*** Opening Data extracts ***

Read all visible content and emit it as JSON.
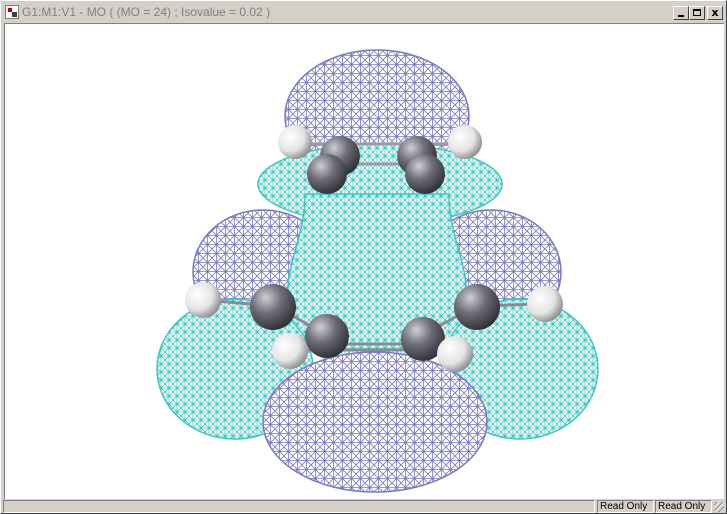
{
  "window": {
    "title": "G1:M1:V1 - MO ( (MO = 24) ; Isovalue = 0.02 )",
    "controls": {
      "minimize": "_",
      "maximize": "□",
      "close": "x"
    }
  },
  "viewport": {
    "content": "molecular-orbital-isosurface",
    "colors": {
      "positive_lobe": "#7a78c0",
      "negative_lobe": "#3cc6c0",
      "atom_carbon": "#6a6a72",
      "atom_hydrogen": "#f0f0f0",
      "background": "#ffffff"
    }
  },
  "statusbar": {
    "cells": [
      "Read Only",
      "Read Only"
    ]
  }
}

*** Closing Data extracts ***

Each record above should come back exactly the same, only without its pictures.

Read all visible content and emit it as JSON.
{
  "window": {
    "title": "G1:M1:V1 - MO ( (MO = 24) ; Isovalue = 0.02 )",
    "controls": {
      "minimize": "_",
      "maximize": "□",
      "close": "x"
    }
  },
  "viewport": {
    "content": "molecular-orbital-isosurface",
    "colors": {
      "positive_lobe": "#7a78c0",
      "negative_lobe": "#3cc6c0",
      "atom_carbon": "#6a6a72",
      "atom_hydrogen": "#f0f0f0",
      "background": "#ffffff"
    }
  },
  "statusbar": {
    "cells": [
      "Read Only",
      "Read Only"
    ]
  }
}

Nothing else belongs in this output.